But what is the Ahmadiyya? And why is it rejected by mainstream Muslims? The Ahmadiyya was established in Pakistan in 1889 by Mirza Ghulam Ahmed, from Qadian in Punjab, who claimed that he was the recipient of divine revelation in the manner of the Prophet Muhammad and that he had been sent into the world in the power and sprit of Jesus. Upon his death in 1908, he was succeeded by Maulana Hakeem Nooruddin whose death in 1914 marked the split of Ahmadiyya into two groups: the Qadianis and the Lahorites.
Ahmadis accept all the principal Islamic beliefs, including the oneness of Allah. But by claiming that Ghulam Ahmad is a prophet, they repudiate one of the fundamental tenets of Islam, namely the finality of the Prophet Muhammad. This is viewed by mainstream Islam as blasphemous and, therefore, has been used as a justification to declare them as non-Muslims.
Other controversies include the sect’s belief that Jesus was crucified but then was revived, left Palestine to preach among the lost tribes of Israel, and eventually arrived in Kashmir, where he died at the age of 120. Ahmadis also reject jihad, saying it can only be used in the case of extreme religious persecution of one’s faith. SAN-feature Service.
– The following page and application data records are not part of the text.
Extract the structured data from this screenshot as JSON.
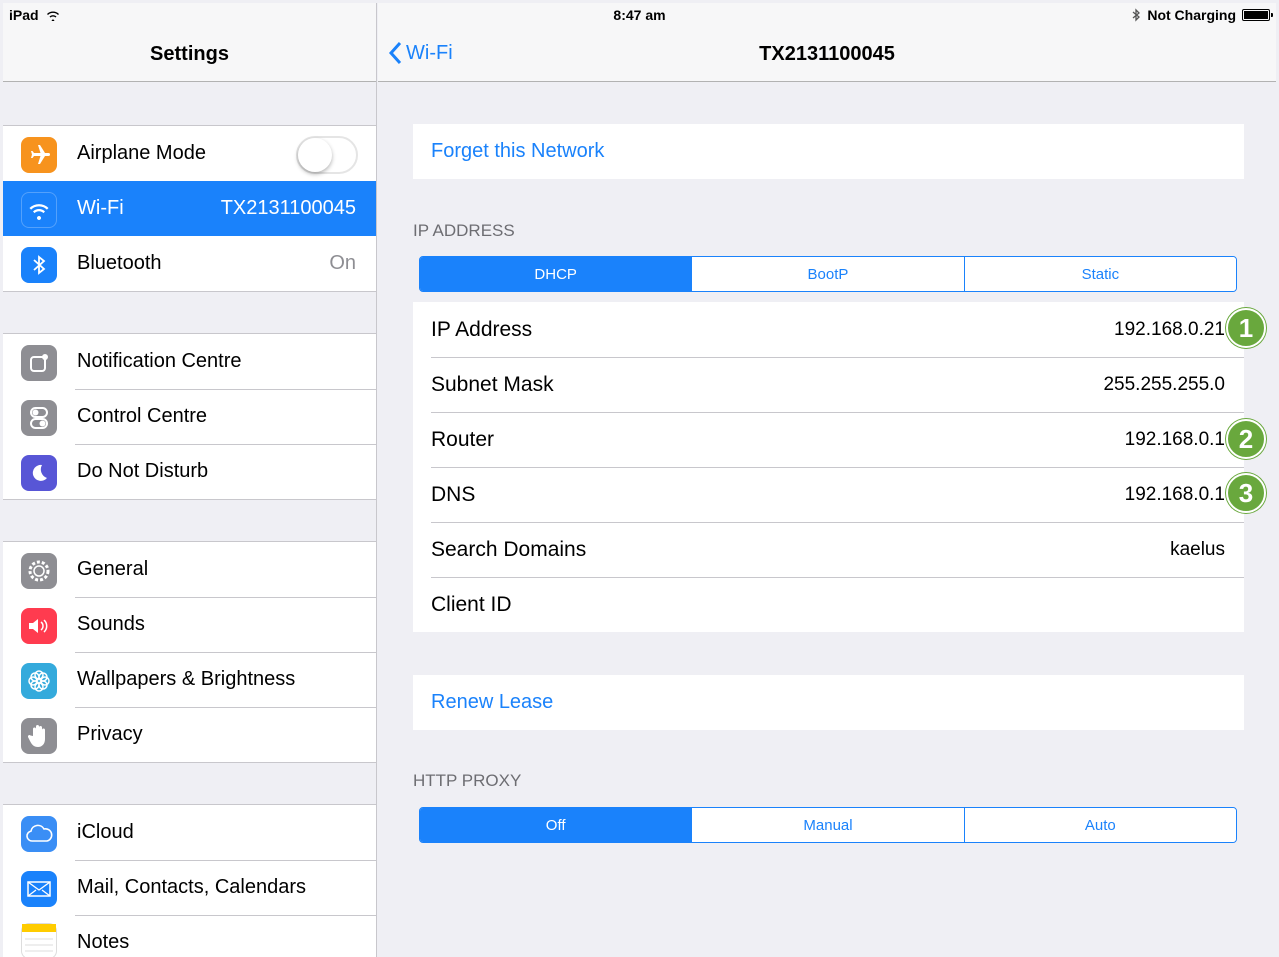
{
  "status_bar": {
    "device": "iPad",
    "time": "8:47 am",
    "charging": "Not Charging"
  },
  "sidebar": {
    "title": "Settings",
    "groups": [
      [
        {
          "label": "Airplane Mode",
          "icon": "airplane-icon",
          "color": "#f7931e",
          "control": "toggle-off"
        },
        {
          "label": "Wi-Fi",
          "value": "TX2131100045",
          "icon": "wifi-icon",
          "color": "#1a82fb",
          "selected": true
        },
        {
          "label": "Bluetooth",
          "value": "On",
          "icon": "bluetooth-icon",
          "color": "#1a82fb"
        }
      ],
      [
        {
          "label": "Notification Centre",
          "icon": "notification-icon",
          "color": "#8e8e93"
        },
        {
          "label": "Control Centre",
          "icon": "control-centre-icon",
          "color": "#8e8e93"
        },
        {
          "label": "Do Not Disturb",
          "icon": "moon-icon",
          "color": "#5856d6"
        }
      ],
      [
        {
          "label": "General",
          "icon": "gear-icon",
          "color": "#8e8e93"
        },
        {
          "label": "Sounds",
          "icon": "speaker-icon",
          "color": "#ff3b4f"
        },
        {
          "label": "Wallpapers & Brightness",
          "icon": "flower-icon",
          "color": "#34aadc"
        },
        {
          "label": "Privacy",
          "icon": "hand-icon",
          "color": "#8e8e93"
        }
      ],
      [
        {
          "label": "iCloud",
          "icon": "cloud-icon",
          "color": "#3a8ef5"
        },
        {
          "label": "Mail, Contacts, Calendars",
          "icon": "mail-icon",
          "color": "#1a82fb"
        },
        {
          "label": "Notes",
          "icon": "notes-icon",
          "color": "#ffcc00"
        }
      ]
    ]
  },
  "detail": {
    "back_label": "Wi-Fi",
    "title": "TX2131100045",
    "forget_label": "Forget this Network",
    "ip_section_label": "IP ADDRESS",
    "ip_modes": [
      "DHCP",
      "BootP",
      "Static"
    ],
    "ip_mode_selected": 0,
    "rows": [
      {
        "key": "IP Address",
        "value": "192.168.0.21",
        "badge": "1"
      },
      {
        "key": "Subnet Mask",
        "value": "255.255.255.0"
      },
      {
        "key": "Router",
        "value": "192.168.0.1",
        "badge": "2"
      },
      {
        "key": "DNS",
        "value": "192.168.0.1",
        "badge": "3"
      },
      {
        "key": "Search Domains",
        "value": "kaelus"
      },
      {
        "key": "Client ID",
        "value": ""
      }
    ],
    "renew_label": "Renew Lease",
    "proxy_section_label": "HTTP PROXY",
    "proxy_modes": [
      "Off",
      "Manual",
      "Auto"
    ],
    "proxy_mode_selected": 0
  }
}
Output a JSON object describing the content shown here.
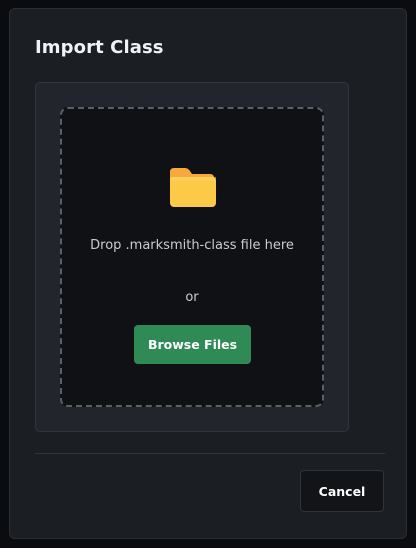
{
  "dialog": {
    "title": "Import Class"
  },
  "dropzone": {
    "icon": "folder-icon",
    "instruction": "Drop .marksmith-class file here",
    "or_label": "or",
    "browse_label": "Browse Files"
  },
  "footer": {
    "cancel_label": "Cancel"
  },
  "colors": {
    "accent": "#2f8a56",
    "folder": "#fdc948",
    "folder_back": "#f7a93b"
  }
}
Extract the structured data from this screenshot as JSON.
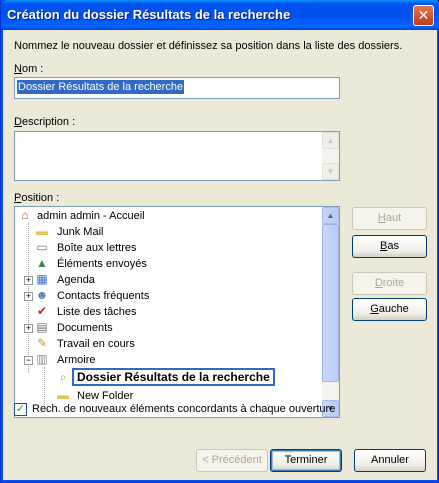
{
  "window": {
    "title": "Création du dossier Résultats de la recherche",
    "close_glyph": "✕"
  },
  "intro": "Nommez le nouveau dossier et définissez sa position dans la liste des dossiers.",
  "name_field": {
    "label_access": "N",
    "label_rest": "om :",
    "value": "Dossier Résultats de la recherche"
  },
  "description_field": {
    "label_access": "D",
    "label_rest": "escription :",
    "value": ""
  },
  "position": {
    "label_access": "P",
    "label_rest": "osition :",
    "tree": [
      {
        "label": "admin admin - Accueil",
        "icon": "home-icon",
        "glyph": "⌂",
        "color": "#c04020"
      },
      {
        "label": "Junk Mail",
        "icon": "folder-icon",
        "glyph": "▬",
        "color": "#e8c552"
      },
      {
        "label": "Boîte aux lettres",
        "icon": "mailbox-icon",
        "glyph": "▭",
        "color": "#6a7a90"
      },
      {
        "label": "Éléments envoyés",
        "icon": "sent-items-icon",
        "glyph": "▲",
        "color": "#3b8a3b"
      },
      {
        "label": "Agenda",
        "icon": "calendar-icon",
        "glyph": "▦",
        "color": "#3d6fc2"
      },
      {
        "label": "Contacts fréquents",
        "icon": "contacts-icon",
        "glyph": "☻",
        "color": "#5a7fc6"
      },
      {
        "label": "Liste des tâches",
        "icon": "checklist-icon",
        "glyph": "✔",
        "color": "#d02020"
      },
      {
        "label": "Documents",
        "icon": "documents-icon",
        "glyph": "▤",
        "color": "#6f6f6f"
      },
      {
        "label": "Travail en cours",
        "icon": "work-in-progress-icon",
        "glyph": "✎",
        "color": "#c29a2b"
      },
      {
        "label": "Armoire",
        "icon": "cabinet-icon",
        "glyph": "▥",
        "color": "#8a8a8a"
      },
      {
        "label": "Dossier Résultats de la recherche",
        "icon": "search-folder-icon",
        "glyph": "⌕",
        "color": "#c29a2b"
      },
      {
        "label": "New Folder",
        "icon": "folder-icon",
        "glyph": "▬",
        "color": "#e8c552"
      }
    ]
  },
  "buttons": {
    "haut_access": "H",
    "haut_rest": "aut",
    "bas_access": "B",
    "bas_rest": "as",
    "droite_access": "D",
    "droite_rest": "roite",
    "gauche_access": "G",
    "gauche_rest": "auche",
    "previous": "< Précédent",
    "finish": "Terminer",
    "cancel": "Annuler"
  },
  "checkbox": {
    "checked": true,
    "label": "Rech. de nouveaux éléments concordants à chaque ouverture"
  },
  "colors": {
    "titlebar": "#0053ee",
    "selection": "#316ac5",
    "dialog_bg": "#ece9d8"
  }
}
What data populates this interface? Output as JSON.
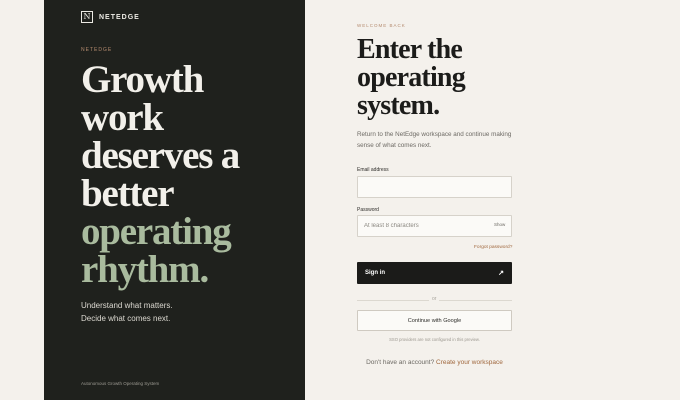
{
  "brand": {
    "mark": "N",
    "name": "NETEDGE"
  },
  "left": {
    "eyebrow": "NETEDGE",
    "headline": [
      "Growth",
      "work",
      "deserves a",
      "better"
    ],
    "headline_accent": [
      "operating",
      "rhythm."
    ],
    "tagline": [
      "Understand what matters.",
      "Decide what comes next."
    ],
    "footer": "Autonomous Growth Operating System"
  },
  "form": {
    "eyebrow": "WELCOME BACK",
    "title": [
      "Enter the",
      "operating",
      "system."
    ],
    "subtitle": "Return to the NetEdge workspace and continue making sense of what comes next.",
    "email": {
      "label": "Email address",
      "value": "",
      "placeholder": ""
    },
    "password": {
      "label": "Password",
      "value": "",
      "placeholder": "At least 8 characters",
      "toggle": "Show"
    },
    "forgot": "Forgot password?",
    "signin_label": "Sign in",
    "signin_icon": "arrow-up-right-icon",
    "divider": "or",
    "google_label": "Continue with Google",
    "sso_note": "SSO providers are not configured in this preview.",
    "signup_prompt": "Don't have an account?",
    "signup_link": "Create your workspace"
  },
  "colors": {
    "panel_dark": "#1f211d",
    "background": "#f4f1ec",
    "accent_green": "#a9bb9e",
    "accent_copper": "#a0683e",
    "button_dark": "#1b1b19"
  }
}
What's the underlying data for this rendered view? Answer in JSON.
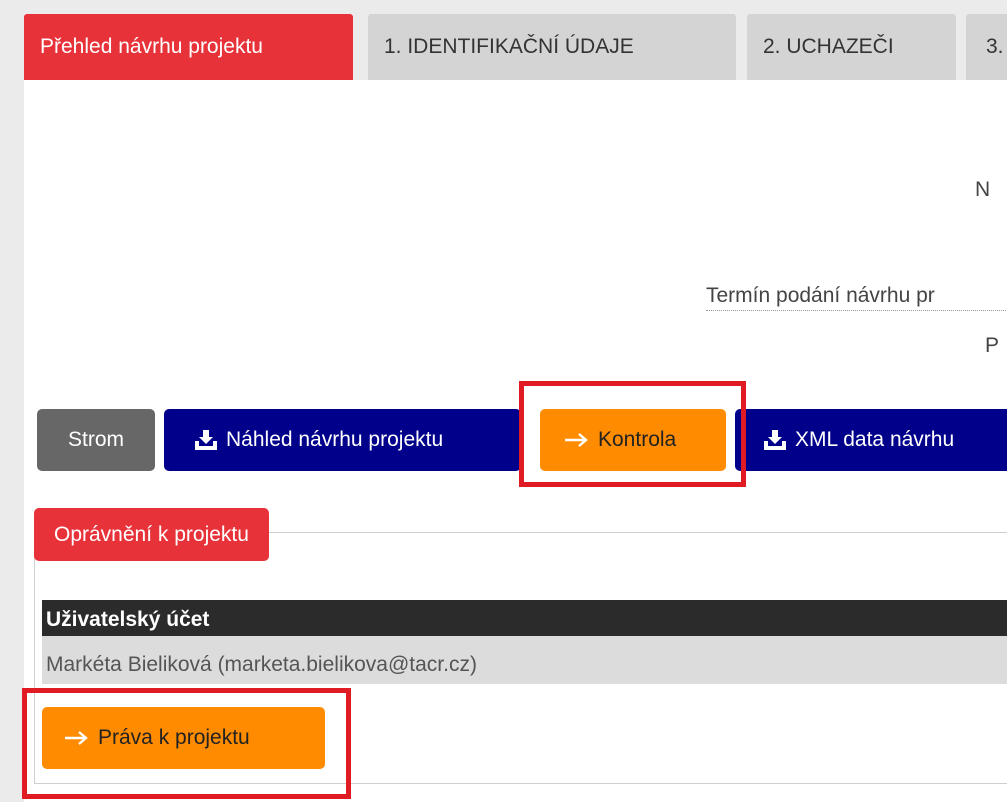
{
  "tabs": [
    {
      "label": "Přehled návrhu projektu",
      "active": true
    },
    {
      "label": "1. IDENTIFIKAČNÍ ÚDAJE",
      "active": false
    },
    {
      "label": "2. UCHAZEČI",
      "active": false
    },
    {
      "label": "3.",
      "active": false
    }
  ],
  "info": {
    "line1": "N",
    "line2": "Termín podání návrhu pr",
    "line3": "P"
  },
  "toolbar": {
    "tree_label": "Strom",
    "preview_label": "Náhled návrhu projektu",
    "check_label": "Kontrola",
    "xml_label": "XML data návrhu"
  },
  "permissions": {
    "legend": "Oprávnění k projektu",
    "column_header": "Uživatelský účet",
    "rows": [
      "Markéta Bieliková (marketa.bielikova@tacr.cz)"
    ],
    "rights_button_label": "Práva k projektu"
  },
  "icons": {
    "download": "download-icon",
    "arrow": "arrow-right-icon"
  },
  "colors": {
    "accent_red": "#e8323a",
    "navy": "#00008b",
    "orange": "#ff8c00",
    "gray_button": "#676767",
    "highlight_box": "#e01b24"
  }
}
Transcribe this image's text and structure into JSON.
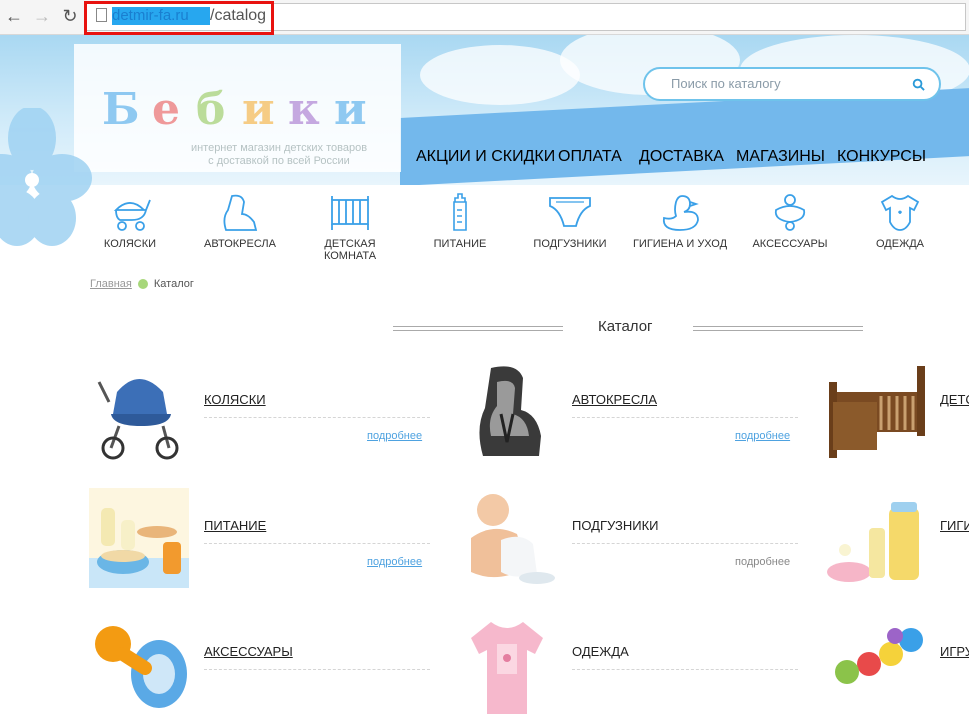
{
  "browser": {
    "back_icon": "arrow-left-icon",
    "forward_icon": "arrow-right-icon",
    "reload_icon": "reload-icon",
    "url_domain": "detmir-fa.ru",
    "url_path": "/catalog"
  },
  "header": {
    "logo_sub_line1": "интернет магазин детских товаров",
    "logo_sub_line2": "с доставкой по всей России",
    "search_placeholder": "Поиск по каталогу"
  },
  "topnav": [
    "АКЦИИ И СКИДКИ",
    "ОПЛАТА",
    "ДОСТАВКА",
    "МАГАЗИНЫ",
    "КОНКУРСЫ"
  ],
  "categories": [
    {
      "label": "КОЛЯСКИ",
      "icon": "stroller-icon"
    },
    {
      "label": "АВТОКРЕСЛА",
      "icon": "car-seat-icon"
    },
    {
      "label": "ДЕТСКАЯ КОМНАТА",
      "icon": "crib-icon"
    },
    {
      "label": "ПИТАНИЕ",
      "icon": "baby-bottle-icon"
    },
    {
      "label": "ПОДГУЗНИКИ",
      "icon": "diaper-icon"
    },
    {
      "label": "ГИГИЕНА И УХОД",
      "icon": "duck-icon"
    },
    {
      "label": "АКСЕССУАРЫ",
      "icon": "pacifier-icon"
    },
    {
      "label": "ОДЕЖДА",
      "icon": "bodysuit-icon"
    }
  ],
  "breadcrumb": {
    "home": "Главная",
    "current": "Каталог"
  },
  "section_title": "Каталог",
  "products": [
    {
      "name": "КОЛЯСКИ",
      "more": "подробнее"
    },
    {
      "name": "АВТОКРЕСЛА",
      "more": "подробнее"
    },
    {
      "name": "ДЕТС"
    },
    {
      "name": "ПИТАНИЕ",
      "more": "подробнее"
    },
    {
      "name": "ПОДГУЗНИКИ",
      "more": "подробнее"
    },
    {
      "name": "ГИГИ"
    },
    {
      "name": "АКСЕССУАРЫ"
    },
    {
      "name": "ОДЕЖДА"
    },
    {
      "name": "ИГРУ"
    }
  ],
  "colors": {
    "accent": "#6fc3eb",
    "nav_band": "#73b8ec",
    "link": "#4ea2e0",
    "url_highlight": "#e8120f"
  }
}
Dr. Abdulla Al-Madani, academic researcher and professor on Asian affairs, is based in Bahrain.